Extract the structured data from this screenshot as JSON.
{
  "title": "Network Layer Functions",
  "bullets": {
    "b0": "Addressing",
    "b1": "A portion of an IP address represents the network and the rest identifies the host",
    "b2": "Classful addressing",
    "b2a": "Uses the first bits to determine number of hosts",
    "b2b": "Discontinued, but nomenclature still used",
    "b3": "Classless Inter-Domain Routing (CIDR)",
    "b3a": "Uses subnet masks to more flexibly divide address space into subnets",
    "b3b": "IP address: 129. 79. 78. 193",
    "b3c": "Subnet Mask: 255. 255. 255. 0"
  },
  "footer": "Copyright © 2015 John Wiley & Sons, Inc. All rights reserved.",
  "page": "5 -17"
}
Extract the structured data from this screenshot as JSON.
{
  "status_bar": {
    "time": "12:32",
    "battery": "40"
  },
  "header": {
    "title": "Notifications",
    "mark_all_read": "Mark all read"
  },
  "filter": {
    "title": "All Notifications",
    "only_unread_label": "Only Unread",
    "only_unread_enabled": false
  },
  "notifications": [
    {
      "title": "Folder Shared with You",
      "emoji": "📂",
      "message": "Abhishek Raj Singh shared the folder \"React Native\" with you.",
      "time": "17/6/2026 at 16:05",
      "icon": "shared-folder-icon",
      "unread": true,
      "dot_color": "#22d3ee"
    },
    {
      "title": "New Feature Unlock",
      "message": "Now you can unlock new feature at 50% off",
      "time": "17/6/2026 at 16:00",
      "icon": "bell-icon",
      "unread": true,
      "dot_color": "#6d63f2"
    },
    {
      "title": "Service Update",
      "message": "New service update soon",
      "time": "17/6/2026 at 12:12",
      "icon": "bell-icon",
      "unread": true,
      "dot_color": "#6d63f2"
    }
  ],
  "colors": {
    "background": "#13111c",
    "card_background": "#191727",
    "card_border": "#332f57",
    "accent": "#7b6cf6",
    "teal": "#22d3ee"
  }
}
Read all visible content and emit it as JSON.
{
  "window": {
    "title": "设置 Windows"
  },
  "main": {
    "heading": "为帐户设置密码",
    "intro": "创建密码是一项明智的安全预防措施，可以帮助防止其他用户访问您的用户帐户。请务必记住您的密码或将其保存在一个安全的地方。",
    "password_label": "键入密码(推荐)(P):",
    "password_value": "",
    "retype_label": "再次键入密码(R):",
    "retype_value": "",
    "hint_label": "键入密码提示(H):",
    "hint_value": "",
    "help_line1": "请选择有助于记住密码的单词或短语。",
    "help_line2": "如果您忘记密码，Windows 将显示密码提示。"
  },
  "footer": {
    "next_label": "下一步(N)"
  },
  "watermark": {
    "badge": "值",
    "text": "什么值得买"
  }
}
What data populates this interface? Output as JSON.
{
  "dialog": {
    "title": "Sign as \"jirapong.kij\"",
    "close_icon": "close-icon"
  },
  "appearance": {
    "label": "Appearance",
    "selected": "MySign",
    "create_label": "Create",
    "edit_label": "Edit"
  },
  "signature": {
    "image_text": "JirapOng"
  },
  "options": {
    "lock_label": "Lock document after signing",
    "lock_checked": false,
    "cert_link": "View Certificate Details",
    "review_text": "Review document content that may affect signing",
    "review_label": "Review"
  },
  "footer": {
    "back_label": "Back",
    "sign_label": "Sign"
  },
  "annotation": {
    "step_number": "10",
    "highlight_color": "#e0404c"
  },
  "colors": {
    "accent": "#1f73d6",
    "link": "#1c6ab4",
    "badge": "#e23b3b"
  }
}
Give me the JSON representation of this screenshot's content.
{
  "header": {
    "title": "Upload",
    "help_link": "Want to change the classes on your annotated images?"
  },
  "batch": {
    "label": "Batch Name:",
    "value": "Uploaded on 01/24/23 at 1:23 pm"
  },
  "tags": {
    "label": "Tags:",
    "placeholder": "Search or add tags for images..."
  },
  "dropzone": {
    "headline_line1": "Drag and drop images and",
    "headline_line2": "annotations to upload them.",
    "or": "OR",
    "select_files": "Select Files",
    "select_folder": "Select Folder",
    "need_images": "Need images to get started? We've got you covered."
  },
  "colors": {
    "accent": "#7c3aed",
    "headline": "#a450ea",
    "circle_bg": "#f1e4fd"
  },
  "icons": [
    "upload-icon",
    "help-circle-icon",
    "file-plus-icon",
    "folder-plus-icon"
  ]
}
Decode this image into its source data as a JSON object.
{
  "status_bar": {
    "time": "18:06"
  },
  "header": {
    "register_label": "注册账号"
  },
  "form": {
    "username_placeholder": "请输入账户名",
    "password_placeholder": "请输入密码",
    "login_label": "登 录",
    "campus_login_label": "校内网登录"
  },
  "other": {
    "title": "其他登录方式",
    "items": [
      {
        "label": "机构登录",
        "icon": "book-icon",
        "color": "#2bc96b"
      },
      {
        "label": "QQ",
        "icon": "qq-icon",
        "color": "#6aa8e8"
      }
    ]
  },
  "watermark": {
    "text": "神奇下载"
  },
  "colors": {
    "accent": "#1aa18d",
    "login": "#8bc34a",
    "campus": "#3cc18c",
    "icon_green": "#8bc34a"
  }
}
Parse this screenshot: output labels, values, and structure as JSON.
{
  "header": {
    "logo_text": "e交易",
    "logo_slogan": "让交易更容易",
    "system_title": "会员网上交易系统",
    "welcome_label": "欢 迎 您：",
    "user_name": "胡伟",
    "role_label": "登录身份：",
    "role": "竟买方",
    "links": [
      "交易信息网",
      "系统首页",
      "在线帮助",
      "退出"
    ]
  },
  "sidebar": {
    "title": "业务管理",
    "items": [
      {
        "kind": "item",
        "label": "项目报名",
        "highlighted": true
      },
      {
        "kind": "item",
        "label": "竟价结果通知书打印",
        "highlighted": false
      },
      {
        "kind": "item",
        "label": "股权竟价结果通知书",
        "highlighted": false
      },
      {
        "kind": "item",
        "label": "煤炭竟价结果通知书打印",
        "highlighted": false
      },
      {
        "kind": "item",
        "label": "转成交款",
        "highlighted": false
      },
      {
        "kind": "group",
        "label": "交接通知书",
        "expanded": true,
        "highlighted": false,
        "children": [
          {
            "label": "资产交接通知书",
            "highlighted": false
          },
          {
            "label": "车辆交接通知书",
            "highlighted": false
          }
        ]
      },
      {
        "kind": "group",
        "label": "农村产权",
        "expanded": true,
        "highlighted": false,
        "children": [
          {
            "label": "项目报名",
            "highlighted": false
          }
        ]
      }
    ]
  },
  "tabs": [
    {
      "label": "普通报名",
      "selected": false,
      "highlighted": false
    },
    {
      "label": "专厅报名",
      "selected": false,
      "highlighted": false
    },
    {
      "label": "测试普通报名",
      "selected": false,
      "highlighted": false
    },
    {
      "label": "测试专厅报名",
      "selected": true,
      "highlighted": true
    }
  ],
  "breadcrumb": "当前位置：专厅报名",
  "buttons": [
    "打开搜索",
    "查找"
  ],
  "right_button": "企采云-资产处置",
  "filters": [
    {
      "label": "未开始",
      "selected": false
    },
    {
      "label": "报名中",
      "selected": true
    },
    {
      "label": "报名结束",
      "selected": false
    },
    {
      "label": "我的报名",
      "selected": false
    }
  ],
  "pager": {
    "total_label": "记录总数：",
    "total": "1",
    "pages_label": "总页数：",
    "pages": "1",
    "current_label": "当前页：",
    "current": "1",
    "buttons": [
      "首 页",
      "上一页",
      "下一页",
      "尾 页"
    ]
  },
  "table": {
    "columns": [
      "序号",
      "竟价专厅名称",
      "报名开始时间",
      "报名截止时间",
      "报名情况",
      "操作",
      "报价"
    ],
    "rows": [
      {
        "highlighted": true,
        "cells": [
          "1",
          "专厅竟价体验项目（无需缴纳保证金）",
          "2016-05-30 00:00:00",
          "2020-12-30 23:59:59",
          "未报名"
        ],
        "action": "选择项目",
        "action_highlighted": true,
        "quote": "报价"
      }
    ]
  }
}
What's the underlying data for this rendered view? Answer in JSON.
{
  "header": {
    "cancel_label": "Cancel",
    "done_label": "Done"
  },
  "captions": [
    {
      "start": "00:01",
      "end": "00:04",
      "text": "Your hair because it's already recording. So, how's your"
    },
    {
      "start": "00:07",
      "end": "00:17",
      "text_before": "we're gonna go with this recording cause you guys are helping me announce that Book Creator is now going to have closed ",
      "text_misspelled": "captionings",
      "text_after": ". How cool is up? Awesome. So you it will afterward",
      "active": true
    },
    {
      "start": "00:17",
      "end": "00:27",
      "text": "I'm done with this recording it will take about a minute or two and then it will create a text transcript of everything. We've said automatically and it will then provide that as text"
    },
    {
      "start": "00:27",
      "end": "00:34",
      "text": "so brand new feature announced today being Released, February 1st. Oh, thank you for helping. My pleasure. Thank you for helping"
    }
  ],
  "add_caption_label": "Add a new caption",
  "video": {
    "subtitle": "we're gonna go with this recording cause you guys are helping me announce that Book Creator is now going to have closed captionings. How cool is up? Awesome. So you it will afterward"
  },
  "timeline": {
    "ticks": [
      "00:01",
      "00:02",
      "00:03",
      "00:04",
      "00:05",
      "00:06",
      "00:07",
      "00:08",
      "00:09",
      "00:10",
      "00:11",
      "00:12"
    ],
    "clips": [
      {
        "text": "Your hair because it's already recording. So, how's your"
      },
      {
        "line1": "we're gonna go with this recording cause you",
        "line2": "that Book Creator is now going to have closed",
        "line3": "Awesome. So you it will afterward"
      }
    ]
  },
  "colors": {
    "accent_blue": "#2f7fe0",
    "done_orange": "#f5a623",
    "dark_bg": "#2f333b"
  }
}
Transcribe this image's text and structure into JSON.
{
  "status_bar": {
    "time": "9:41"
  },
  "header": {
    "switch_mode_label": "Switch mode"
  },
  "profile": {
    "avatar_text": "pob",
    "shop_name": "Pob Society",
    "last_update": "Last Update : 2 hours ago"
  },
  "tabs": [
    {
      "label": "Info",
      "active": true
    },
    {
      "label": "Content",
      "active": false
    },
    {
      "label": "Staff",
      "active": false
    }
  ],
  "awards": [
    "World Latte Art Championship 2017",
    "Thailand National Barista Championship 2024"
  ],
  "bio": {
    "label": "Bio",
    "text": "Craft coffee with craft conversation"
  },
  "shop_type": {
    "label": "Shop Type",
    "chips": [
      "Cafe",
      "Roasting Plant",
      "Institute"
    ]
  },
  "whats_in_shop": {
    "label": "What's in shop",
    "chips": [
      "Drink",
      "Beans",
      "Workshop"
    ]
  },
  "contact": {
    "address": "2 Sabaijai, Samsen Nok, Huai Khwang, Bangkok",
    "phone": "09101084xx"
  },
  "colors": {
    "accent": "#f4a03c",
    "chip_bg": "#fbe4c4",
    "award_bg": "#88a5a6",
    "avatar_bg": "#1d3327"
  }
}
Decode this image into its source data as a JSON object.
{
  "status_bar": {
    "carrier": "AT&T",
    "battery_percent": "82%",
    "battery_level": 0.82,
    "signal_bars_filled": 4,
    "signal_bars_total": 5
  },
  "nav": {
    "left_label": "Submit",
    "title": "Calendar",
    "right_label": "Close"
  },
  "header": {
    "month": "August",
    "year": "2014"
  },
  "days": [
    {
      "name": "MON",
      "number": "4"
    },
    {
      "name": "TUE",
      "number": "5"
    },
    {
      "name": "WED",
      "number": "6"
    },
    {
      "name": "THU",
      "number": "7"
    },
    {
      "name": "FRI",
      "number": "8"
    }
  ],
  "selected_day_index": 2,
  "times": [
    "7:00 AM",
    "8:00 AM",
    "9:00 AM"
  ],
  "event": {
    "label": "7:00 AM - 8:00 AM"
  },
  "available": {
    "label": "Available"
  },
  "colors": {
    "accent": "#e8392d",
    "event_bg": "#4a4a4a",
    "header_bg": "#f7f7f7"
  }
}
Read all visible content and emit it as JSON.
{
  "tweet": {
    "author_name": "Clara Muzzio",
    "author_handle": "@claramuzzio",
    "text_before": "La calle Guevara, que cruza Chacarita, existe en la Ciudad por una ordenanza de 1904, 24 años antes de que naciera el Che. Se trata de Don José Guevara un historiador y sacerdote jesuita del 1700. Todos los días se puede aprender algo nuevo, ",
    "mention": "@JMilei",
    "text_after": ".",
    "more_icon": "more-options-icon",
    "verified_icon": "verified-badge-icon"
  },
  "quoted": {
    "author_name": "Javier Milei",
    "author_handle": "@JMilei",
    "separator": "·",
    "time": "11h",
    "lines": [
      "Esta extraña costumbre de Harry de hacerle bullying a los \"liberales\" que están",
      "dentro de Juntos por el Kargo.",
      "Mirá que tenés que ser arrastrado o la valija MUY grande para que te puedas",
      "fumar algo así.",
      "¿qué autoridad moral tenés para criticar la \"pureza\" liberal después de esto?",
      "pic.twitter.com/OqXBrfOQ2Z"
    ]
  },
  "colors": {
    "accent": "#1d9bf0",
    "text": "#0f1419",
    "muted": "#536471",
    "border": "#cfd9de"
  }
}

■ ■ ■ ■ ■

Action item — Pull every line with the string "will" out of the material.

Response area —
      "text_after": ". How cool is up? Awesome. So you it will afterward",
      "text": "I'm done with this recording it will take about a minute or two and then it will create a text transcript of everything. We've said automatically and it will then provide that as text"
    "subtitle": "we're gonna go with this recording cause you guys are helping me announce that Book Creator is now going to have closed captionings. How cool is up? Awesome. So you it will afterward"
        "line3": "Awesome. So you it will afterward"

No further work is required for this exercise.